▶ _MATERIAL FOR THIS EXERCISE_
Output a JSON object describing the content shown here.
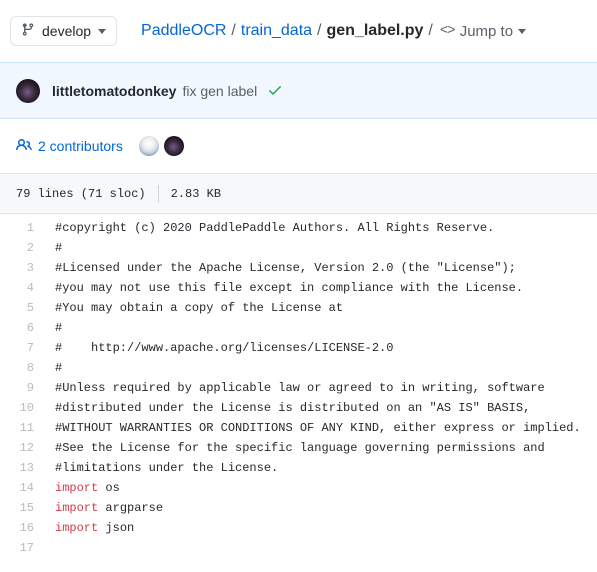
{
  "topbar": {
    "branch_button": {
      "label": "develop",
      "icon": "git-branch-icon",
      "caret_icon": "chevron-down-icon"
    },
    "breadcrumb": {
      "repo": "PaddleOCR",
      "folder": "train_data",
      "file": "gen_label.py",
      "separator": "/",
      "jump_to_label": "Jump to",
      "jump_to_icon": "code-angle-icon",
      "jump_to_caret": "chevron-down-icon"
    }
  },
  "commit": {
    "author": "littletomatodonkey",
    "message": "fix gen label",
    "status_icon": "check-icon",
    "status_color": "#28a745",
    "avatar_icon": "avatar",
    "background_color": "#f1f8ff"
  },
  "contributors": {
    "icon": "people-icon",
    "label": "2 contributors",
    "count": 2,
    "avatars": [
      "avatar-duck",
      "avatar-dark"
    ]
  },
  "file_meta": {
    "lines": "79 lines (71 sloc)",
    "size": "2.83 KB"
  },
  "code": {
    "language": "python",
    "accent_keyword_color": "#d73a49",
    "lines": [
      {
        "n": "1",
        "tokens": [
          {
            "t": "#copyright (c) 2020 PaddlePaddle Authors. All Rights Reserve.",
            "c": "cm"
          }
        ]
      },
      {
        "n": "2",
        "tokens": [
          {
            "t": "#",
            "c": "cm"
          }
        ]
      },
      {
        "n": "3",
        "tokens": [
          {
            "t": "#Licensed under the Apache License, Version 2.0 (the \"License\");",
            "c": "cm"
          }
        ]
      },
      {
        "n": "4",
        "tokens": [
          {
            "t": "#you may not use this file except in compliance with the License.",
            "c": "cm"
          }
        ]
      },
      {
        "n": "5",
        "tokens": [
          {
            "t": "#You may obtain a copy of the License at",
            "c": "cm"
          }
        ]
      },
      {
        "n": "6",
        "tokens": [
          {
            "t": "#",
            "c": "cm"
          }
        ]
      },
      {
        "n": "7",
        "tokens": [
          {
            "t": "#    http://www.apache.org/licenses/LICENSE-2.0",
            "c": "cm"
          }
        ]
      },
      {
        "n": "8",
        "tokens": [
          {
            "t": "#",
            "c": "cm"
          }
        ]
      },
      {
        "n": "9",
        "tokens": [
          {
            "t": "#Unless required by applicable law or agreed to in writing, software",
            "c": "cm"
          }
        ]
      },
      {
        "n": "10",
        "tokens": [
          {
            "t": "#distributed under the License is distributed on an \"AS IS\" BASIS,",
            "c": "cm"
          }
        ]
      },
      {
        "n": "11",
        "tokens": [
          {
            "t": "#WITHOUT WARRANTIES OR CONDITIONS OF ANY KIND, either express or implied.",
            "c": "cm"
          }
        ]
      },
      {
        "n": "12",
        "tokens": [
          {
            "t": "#See the License for the specific language governing permissions and",
            "c": "cm"
          }
        ]
      },
      {
        "n": "13",
        "tokens": [
          {
            "t": "#limitations under the License.",
            "c": "cm"
          }
        ]
      },
      {
        "n": "14",
        "tokens": [
          {
            "t": "import",
            "c": "kw"
          },
          {
            "t": " os",
            "c": "pl"
          }
        ]
      },
      {
        "n": "15",
        "tokens": [
          {
            "t": "import",
            "c": "kw"
          },
          {
            "t": " argparse",
            "c": "pl"
          }
        ]
      },
      {
        "n": "16",
        "tokens": [
          {
            "t": "import",
            "c": "kw"
          },
          {
            "t": " json",
            "c": "pl"
          }
        ]
      },
      {
        "n": "17",
        "tokens": [
          {
            "t": "",
            "c": "pl"
          }
        ]
      }
    ]
  }
}
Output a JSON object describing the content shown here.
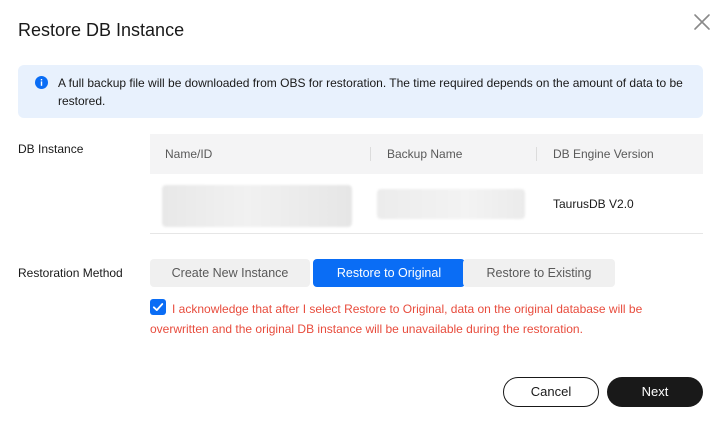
{
  "dialog": {
    "title": "Restore DB Instance",
    "close_icon": "close-icon"
  },
  "info": {
    "icon": "info-icon",
    "text": "A full backup file will be downloaded from OBS for restoration. The time required depends on the amount of data to be restored."
  },
  "db_instance": {
    "label": "DB Instance",
    "columns": [
      "Name/ID",
      "Backup Name",
      "DB Engine Version"
    ],
    "rows": [
      {
        "name_id": "",
        "backup_name": "",
        "engine_version": "TaurusDB V2.0"
      }
    ]
  },
  "restoration": {
    "label": "Restoration Method",
    "options": [
      "Create New Instance",
      "Restore to Original",
      "Restore to Existing"
    ],
    "selected": "Restore to Original"
  },
  "acknowledge": {
    "checked": true,
    "line1": "I acknowledge that after I select Restore to Original, data on the original database will be",
    "line2": "overwritten and the original DB instance will be unavailable during the restoration."
  },
  "footer": {
    "cancel_label": "Cancel",
    "next_label": "Next"
  },
  "colors": {
    "accent": "#0a6df5",
    "info_bg": "#e8f1fd",
    "warning_text": "#e84c3d",
    "primary_button": "#191919"
  }
}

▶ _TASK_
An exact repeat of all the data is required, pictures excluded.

▶ _EXERCISE ANSWER_
Output a JSON object describing the content shown here.
{
  "topbar": {
    "branch_button": {
      "label": "develop",
      "icon": "git-branch-icon",
      "caret_icon": "chevron-down-icon"
    },
    "breadcrumb": {
      "repo": "PaddleOCR",
      "folder": "train_data",
      "file": "gen_label.py",
      "separator": "/",
      "jump_to_label": "Jump to",
      "jump_to_icon": "code-angle-icon",
      "jump_to_caret": "chevron-down-icon"
    }
  },
  "commit": {
    "author": "littletomatodonkey",
    "message": "fix gen label",
    "status_icon": "check-icon",
    "status_color": "#28a745",
    "avatar_icon": "avatar",
    "background_color": "#f1f8ff"
  },
  "contributors": {
    "icon": "people-icon",
    "label": "2 contributors",
    "count": 2,
    "avatars": [
      "avatar-duck",
      "avatar-dark"
    ]
  },
  "file_meta": {
    "lines": "79 lines (71 sloc)",
    "size": "2.83 KB"
  },
  "code": {
    "language": "python",
    "accent_keyword_color": "#d73a49",
    "lines": [
      {
        "n": "1",
        "tokens": [
          {
            "t": "#copyright (c) 2020 PaddlePaddle Authors. All Rights Reserve.",
            "c": "cm"
          }
        ]
      },
      {
        "n": "2",
        "tokens": [
          {
            "t": "#",
            "c": "cm"
          }
        ]
      },
      {
        "n": "3",
        "tokens": [
          {
            "t": "#Licensed under the Apache License, Version 2.0 (the \"License\");",
            "c": "cm"
          }
        ]
      },
      {
        "n": "4",
        "tokens": [
          {
            "t": "#you may not use this file except in compliance with the License.",
            "c": "cm"
          }
        ]
      },
      {
        "n": "5",
        "tokens": [
          {
            "t": "#You may obtain a copy of the License at",
            "c": "cm"
          }
        ]
      },
      {
        "n": "6",
        "tokens": [
          {
            "t": "#",
            "c": "cm"
          }
        ]
      },
      {
        "n": "7",
        "tokens": [
          {
            "t": "#    http://www.apache.org/licenses/LICENSE-2.0",
            "c": "cm"
          }
        ]
      },
      {
        "n": "8",
        "tokens": [
          {
            "t": "#",
            "c": "cm"
          }
        ]
      },
      {
        "n": "9",
        "tokens": [
          {
            "t": "#Unless required by applicable law or agreed to in writing, software",
            "c": "cm"
          }
        ]
      },
      {
        "n": "10",
        "tokens": [
          {
            "t": "#distributed under the License is distributed on an \"AS IS\" BASIS,",
            "c": "cm"
          }
        ]
      },
      {
        "n": "11",
        "tokens": [
          {
            "t": "#WITHOUT WARRANTIES OR CONDITIONS OF ANY KIND, either express or implied.",
            "c": "cm"
          }
        ]
      },
      {
        "n": "12",
        "tokens": [
          {
            "t": "#See the License for the specific language governing permissions and",
            "c": "cm"
          }
        ]
      },
      {
        "n": "13",
        "tokens": [
          {
            "t": "#limitations under the License.",
            "c": "cm"
          }
        ]
      },
      {
        "n": "14",
        "tokens": [
          {
            "t": "import",
            "c": "kw"
          },
          {
            "t": " os",
            "c": "pl"
          }
        ]
      },
      {
        "n": "15",
        "tokens": [
          {
            "t": "import",
            "c": "kw"
          },
          {
            "t": " argparse",
            "c": "pl"
          }
        ]
      },
      {
        "n": "16",
        "tokens": [
          {
            "t": "import",
            "c": "kw"
          },
          {
            "t": " json",
            "c": "pl"
          }
        ]
      },
      {
        "n": "17",
        "tokens": [
          {
            "t": "",
            "c": "pl"
          }
        ]
      }
    ]
  }
}
Output a JSON object describing the content shown here.
{
  "dialog": {
    "title": "Restore DB Instance",
    "close_icon": "close-icon"
  },
  "info": {
    "icon": "info-icon",
    "text": "A full backup file will be downloaded from OBS for restoration. The time required depends on the amount of data to be restored."
  },
  "db_instance": {
    "label": "DB Instance",
    "columns": [
      "Name/ID",
      "Backup Name",
      "DB Engine Version"
    ],
    "rows": [
      {
        "name_id": "",
        "backup_name": "",
        "engine_version": "TaurusDB V2.0"
      }
    ]
  },
  "restoration": {
    "label": "Restoration Method",
    "options": [
      "Create New Instance",
      "Restore to Original",
      "Restore to Existing"
    ],
    "selected": "Restore to Original"
  },
  "acknowledge": {
    "checked": true,
    "line1": "I acknowledge that after I select Restore to Original, data on the original database will be",
    "line2": "overwritten and the original DB instance will be unavailable during the restoration."
  },
  "footer": {
    "cancel_label": "Cancel",
    "next_label": "Next"
  },
  "colors": {
    "accent": "#0a6df5",
    "info_bg": "#e8f1fd",
    "warning_text": "#e84c3d",
    "primary_button": "#191919"
  }
}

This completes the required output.